A Wizard of Earthsea
I broadly stay away from the fantasy genre in fiction because in my limited experience it tends to all add up to the same thing: a bleak, endless tapestry of anguish and torment sans reprieve - like Game of Thrones. But on the back of reading one of her short stories (The Ones Who Walk Away From Omelas) and following a recommendation from a friend, I decided to give A Wizard of Earthsea a go.
This is a beautifully written tale set in such a sublimely detailed world that I can’t wait to read more not only to experience another adventure, but to learn more about the world itself. You get the impression that the author must have spent years dreaming up the world with its rules and its factions and its etiquettes before spending even a minute on the story itself.
At times it did feel like the story was rushed a little - there seemed to be unfeasably large amounts of work to be done to resolve things, but then they were suddenly cleaned up, but it was never via deus ex machina, nor lazily done.

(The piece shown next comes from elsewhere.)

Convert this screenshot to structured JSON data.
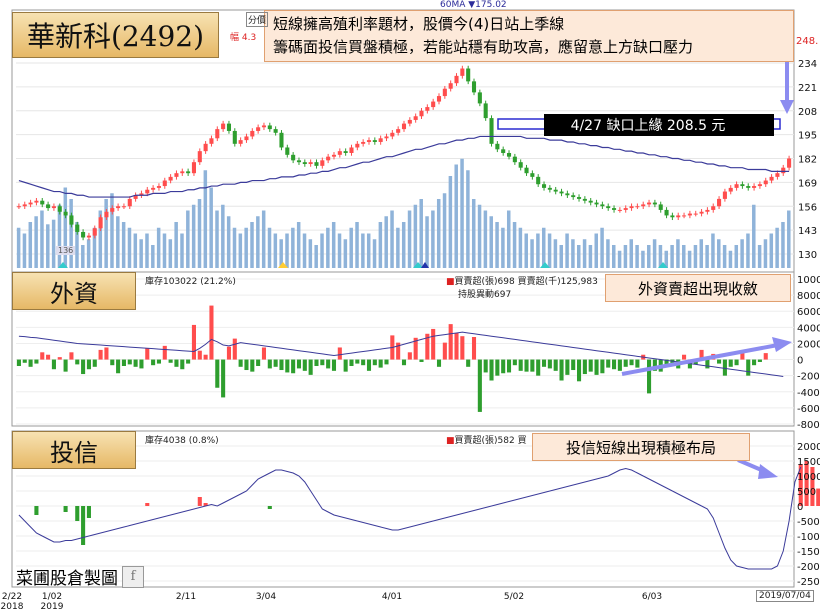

There is a timeless quality to this tale which means it would probably be quite forgiving for people unfamiliar with the genre - and there is wisdom in the detail. There were times where I had to stop reading for a while just to let the prose sink in and to let the lesson it was teaching be learned and appreciated.
Despite its fantasy heritage and despite the trials that our protagonist must endure this is a rich, warm, and ultimately rewarding story. A tale of wizards, mages, warriors, and peasants that isn’t doused in machismo and suffering, instead it’s welcoming, erudite, and balanced.
I look forward to reading the rest of the series.
(By Source, Fair use, https://en.wikipedia.org/w/index.php?curid=9416064)